That’s it for this week

The month’s performance is going to be greatly affected by the last week’s events. Those events might shape how the rest of the year looks too, but few ought to make any rash, major asset reallocation decisions right now. Any repositioning/hedging will have been taken already. The numbers, though, are not going to make good reading for most, although rate market investors will have clipped a decent performance.

Hopes of that new government in Italy allowed the markets some respite, and we managed a bit of a rally as a result. Stocks moved higher with the Dax leading the pack in Europe, up almost 1%. The US recoiled on Tuesday, but was up by over 1% at the time of writing, on Wednesday. The DAX is still down year-to-date having been higher a week ago, while the S&P is positive both year and month, to date.

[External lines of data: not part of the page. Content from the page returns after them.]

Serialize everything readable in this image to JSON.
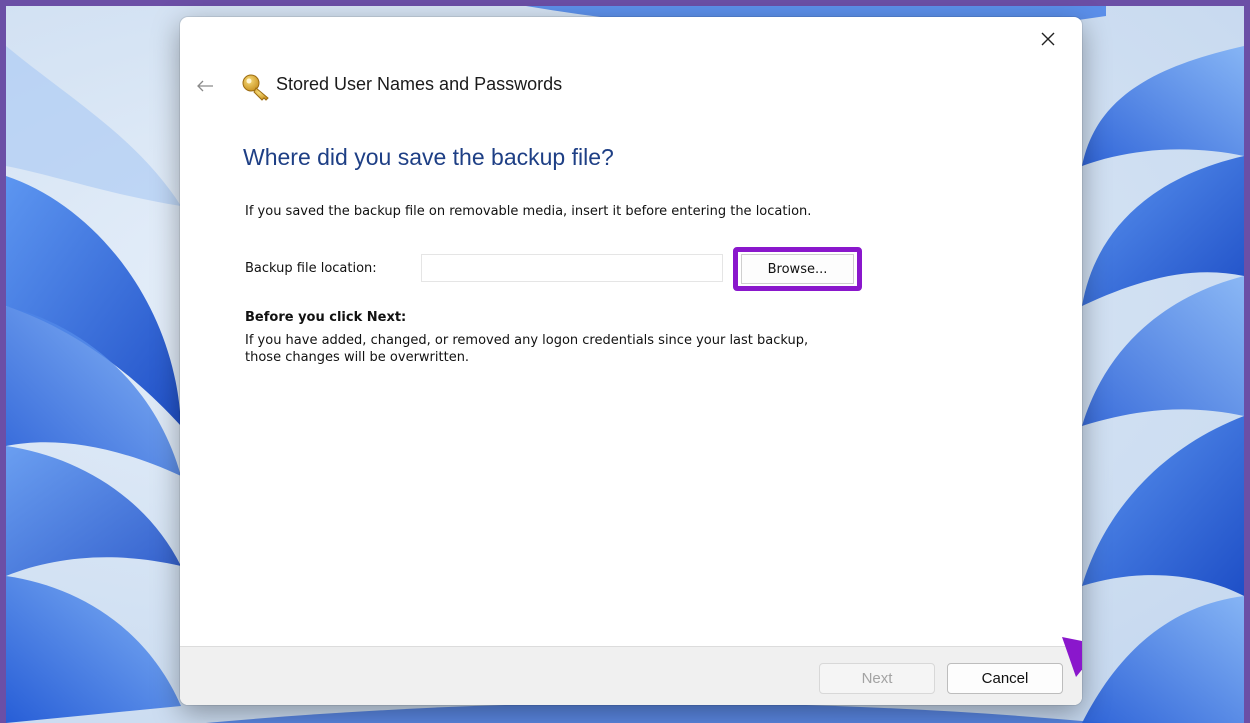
{
  "window": {
    "title": "Stored User Names and Passwords",
    "close_icon": "close-icon",
    "back_icon": "back-arrow-icon",
    "app_icon": "key-icon"
  },
  "page": {
    "heading": "Where did you save the backup file?",
    "description": "If you saved the backup file on removable media, insert it before entering the location.",
    "location_label": "Backup file location:",
    "location_value": "",
    "browse_label": "Browse...",
    "before_heading": "Before you click Next:",
    "before_text": "If you have added, changed, or removed any logon credentials since your last backup, those changes will be overwritten."
  },
  "footer": {
    "next_label": "Next",
    "next_enabled": false,
    "cancel_label": "Cancel"
  },
  "annotations": {
    "highlight_color": "#8a17cc",
    "arrow_color": "#8a17cc"
  },
  "colors": {
    "heading": "#1e3f85",
    "wallpaper_accent": "#1a56d6"
  }
}
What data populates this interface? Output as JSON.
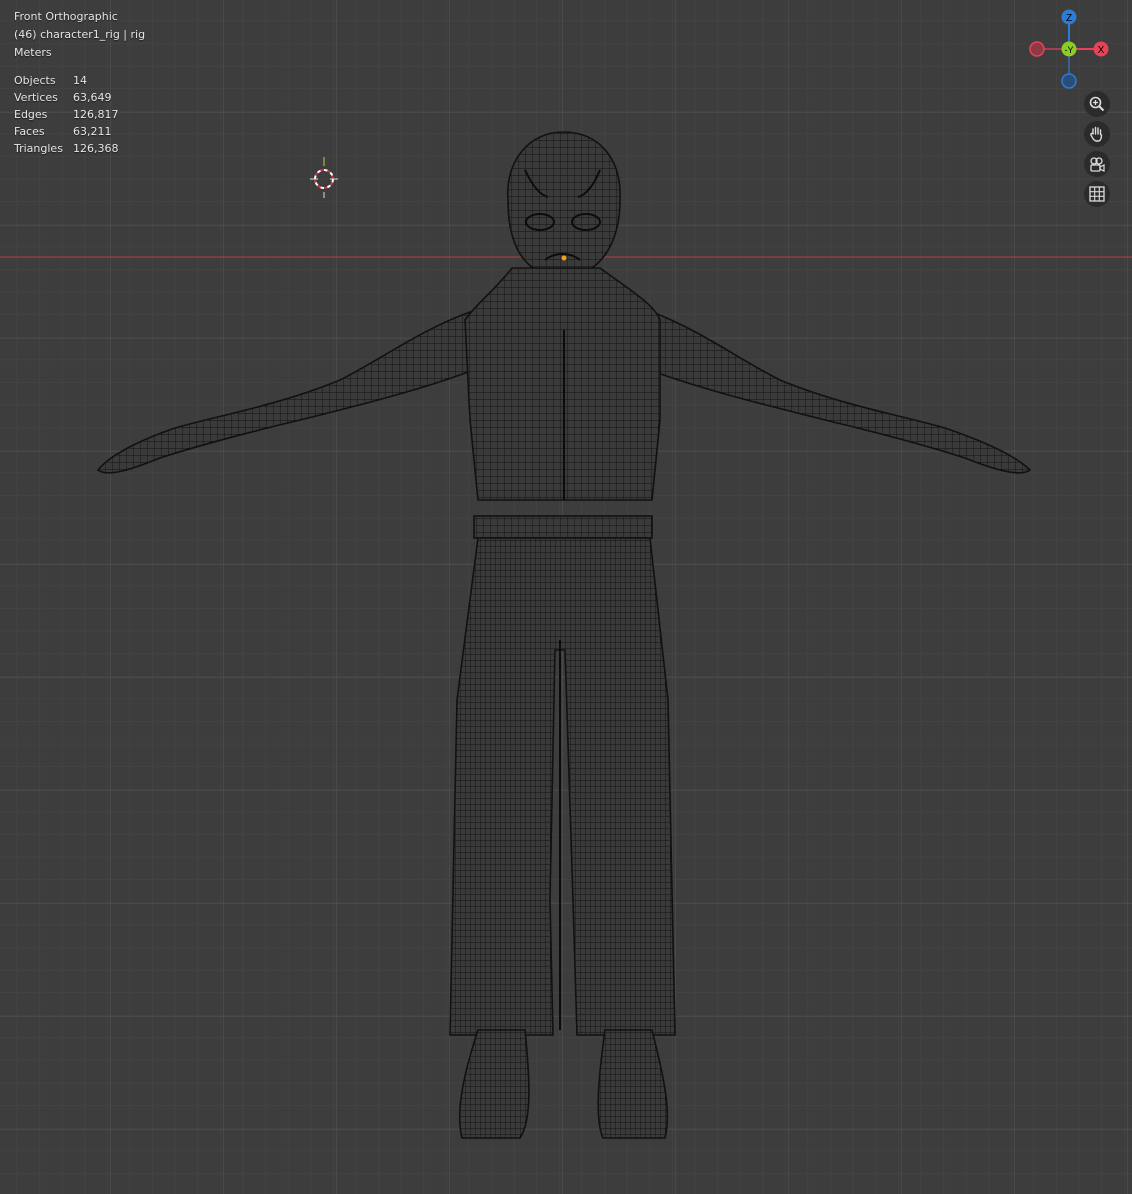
{
  "viewport": {
    "view_name": "Front Orthographic",
    "object_info": "(46) character1_rig | rig",
    "units": "Meters",
    "stats": [
      {
        "label": "Objects",
        "value": "14"
      },
      {
        "label": "Vertices",
        "value": "63,649"
      },
      {
        "label": "Edges",
        "value": "126,817"
      },
      {
        "label": "Faces",
        "value": "63,211"
      },
      {
        "label": "Triangles",
        "value": "126,368"
      }
    ]
  },
  "gizmo": {
    "z_label": "Z",
    "y_label": "-Y",
    "x_label": "X",
    "colors": {
      "x": "#e8425a",
      "y": "#8ccc26",
      "z": "#2e7bd6"
    }
  },
  "nav_buttons": [
    {
      "name": "zoom-icon"
    },
    {
      "name": "hand-pan-icon"
    },
    {
      "name": "camera-view-icon"
    },
    {
      "name": "grid-perspective-icon"
    }
  ],
  "colors": {
    "background": "#3d3d3d",
    "grid_minor": "#474747",
    "grid_major": "#565656",
    "x_axis": "#b34145",
    "wire": "#101010"
  }
}
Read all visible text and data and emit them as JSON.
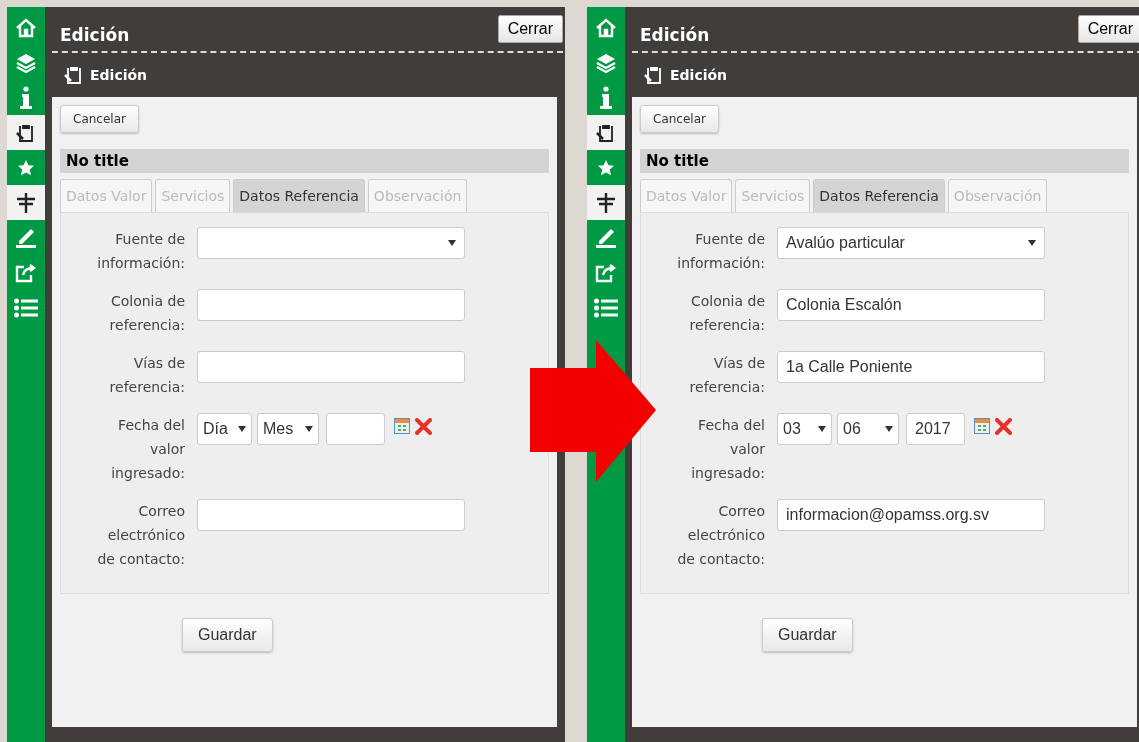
{
  "screens": [
    {
      "sidebar": {
        "items": [
          {
            "kind": "home",
            "selected": false
          },
          {
            "kind": "layers",
            "selected": false
          },
          {
            "kind": "info",
            "selected": false
          },
          {
            "kind": "edit",
            "selected": true
          },
          {
            "kind": "star",
            "selected": false
          },
          {
            "kind": "signpost",
            "selected": true
          },
          {
            "kind": "measure",
            "selected": false
          },
          {
            "kind": "share",
            "selected": false
          },
          {
            "kind": "list",
            "selected": false
          }
        ]
      },
      "header": {
        "title": "Edición",
        "close_button": "Cerrar"
      },
      "section_title": "Edición",
      "cancel_button": "Cancelar",
      "form_title": "No title",
      "tabs": [
        {
          "label": "Datos Valor",
          "selected": false
        },
        {
          "label": "Servicios",
          "selected": false
        },
        {
          "label": "Datos Referencia",
          "selected": true
        },
        {
          "label": "Observación",
          "selected": false
        }
      ],
      "fields": [
        {
          "kind": "select",
          "label": "Fuente de información:"
        },
        {
          "kind": "text",
          "label": "Colonia de referencia:"
        },
        {
          "kind": "text",
          "label": "Vías de referencia:"
        },
        {
          "kind": "date",
          "label": "Fecha del valor ingresado:",
          "day": "Día",
          "month": "Mes"
        },
        {
          "kind": "text",
          "label": "Correo electrónico de contacto:"
        }
      ],
      "save_button": "Guardar"
    },
    {
      "sidebar": {
        "items": [
          {
            "kind": "home",
            "selected": false
          },
          {
            "kind": "layers",
            "selected": false
          },
          {
            "kind": "info",
            "selected": false
          },
          {
            "kind": "edit",
            "selected": true
          },
          {
            "kind": "star",
            "selected": false
          },
          {
            "kind": "signpost",
            "selected": true
          },
          {
            "kind": "measure",
            "selected": false
          },
          {
            "kind": "share",
            "selected": false
          },
          {
            "kind": "list",
            "selected": false
          }
        ]
      },
      "header": {
        "title": "Edición",
        "close_button": "Cerrar"
      },
      "section_title": "Edición",
      "cancel_button": "Cancelar",
      "form_title": "No title",
      "tabs": [
        {
          "label": "Datos Valor",
          "selected": false
        },
        {
          "label": "Servicios",
          "selected": false
        },
        {
          "label": "Datos Referencia",
          "selected": true
        },
        {
          "label": "Observación",
          "selected": false
        }
      ],
      "fields": [
        {
          "kind": "select",
          "label": "Fuente de información:",
          "value": "Avalúo particular"
        },
        {
          "kind": "text",
          "label": "Colonia de referencia:",
          "value": "Colonia Escalón"
        },
        {
          "kind": "text",
          "label": "Vías de referencia:",
          "value": "1a Calle Poniente"
        },
        {
          "kind": "date",
          "label": "Fecha del valor ingresado:",
          "day": "03",
          "month": "06",
          "year": "2017"
        },
        {
          "kind": "text",
          "label": "Correo electrónico de contacto:",
          "value": "informacion@opamss.org.sv"
        }
      ],
      "save_button": "Guardar"
    }
  ]
}
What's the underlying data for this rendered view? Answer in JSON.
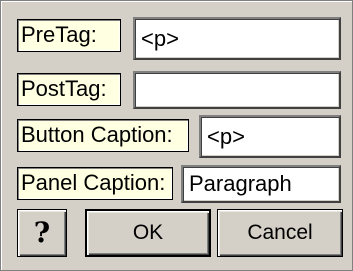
{
  "fields": {
    "pretag": {
      "label": "PreTag:",
      "value": "<p>"
    },
    "posttag": {
      "label": "PostTag:",
      "value": ""
    },
    "button_caption": {
      "label": "Button Caption:",
      "value": "<p>"
    },
    "panel_caption": {
      "label": "Panel Caption:",
      "value": "Paragraph"
    }
  },
  "buttons": {
    "help_icon": "question-mark-icon",
    "help_glyph": "?",
    "ok": "OK",
    "cancel": "Cancel"
  },
  "colors": {
    "dialog_bg": "#d4d0c8",
    "label_bg": "#ffffe1",
    "field_bg": "#ffffff"
  }
}
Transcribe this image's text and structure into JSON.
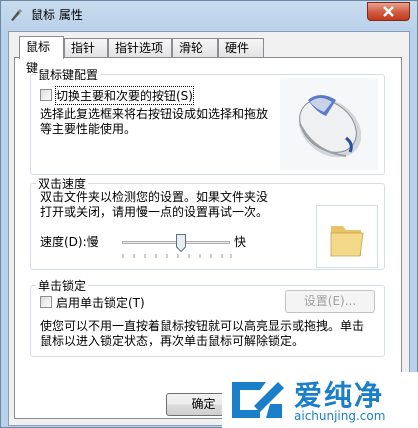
{
  "window": {
    "title": "鼠标 属性"
  },
  "tabs": [
    {
      "label": "鼠标键"
    },
    {
      "label": "指针"
    },
    {
      "label": "指针选项"
    },
    {
      "label": "滑轮"
    },
    {
      "label": "硬件"
    }
  ],
  "button_config": {
    "title": "鼠标键配置",
    "switch_label": "切换主要和次要的按钮(S)",
    "switch_checked": false,
    "desc_line1": "选择此复选框来将右按钮设成如选择和拖放",
    "desc_line2": "等主要性能使用。"
  },
  "double_click": {
    "title": "双击速度",
    "desc_line1": "双击文件夹以检测您的设置。如果文件夹没",
    "desc_line2": "打开或关闭，请用慢一点的设置再试一次。",
    "speed_label": "速度(D):慢",
    "fast_label": "快",
    "speed_value_fraction": 0.55
  },
  "click_lock": {
    "title": "单击锁定",
    "enable_label": "启用单击锁定(T)",
    "enable_checked": false,
    "settings_button": "设置(E)...",
    "desc_line1": "使您可以不用一直按着鼠标按钮就可以高亮显示或拖拽。单击",
    "desc_line2": "鼠标以进入锁定状态，再次单击鼠标可解除锁定。"
  },
  "footer": {
    "ok_button": "确定"
  },
  "watermark": {
    "brand": "爱纯净",
    "url": "aichunjing.com"
  }
}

There was a recovery in Italian debt prices, with BTPs leading the way. The yield on the 10-year, surging to a multi-year intraday high in a whippy session Tuesday at 3.38%, managed to recover another 19bp to 2.92% by the close. The 10-year Bund yield rose 9bp to 0.37%, the equivalent maturity US Treasury was up at a yield of 2.85% (+8bp) and the Gilt yield rose 6bp to 1.26%.

Credit was also tentatively in recovery mode, the first port of call being the synthetic indices where protection costs declined a little. The moderate moves left Main at 69.3bp (-1.9bp) and X-Over at 309.6bp (-7.1bp).

It was a similar story in cash, but with no significant snapback. We trod water at wider levels leaving the Markit iBoxx IG cash index a small up at B+135.2bp (+0.7bp) while the high yield market index closed at B+402bp (-3.5bp).

With Thursday being a holiday across Germany and Friday having the markets waiting for the non-farm payrolls number as well as potentially the confidence vote in the Spanish government, this week’s business is effectively concluded.

Have a good day.

For the latest on corporate bonds from financial news sources, click here.

Suki Mann

A 30+ year veteran of the European corporate bond markets and in his role as Credit Strategist, Dr Mann has been ranked number one in the Euromoney Investor Survey eight times in ten years. Previously with Societe Generale and UBS, he now shares views of events in the corporate bond market exclusively here on CreditMarketDaily.com.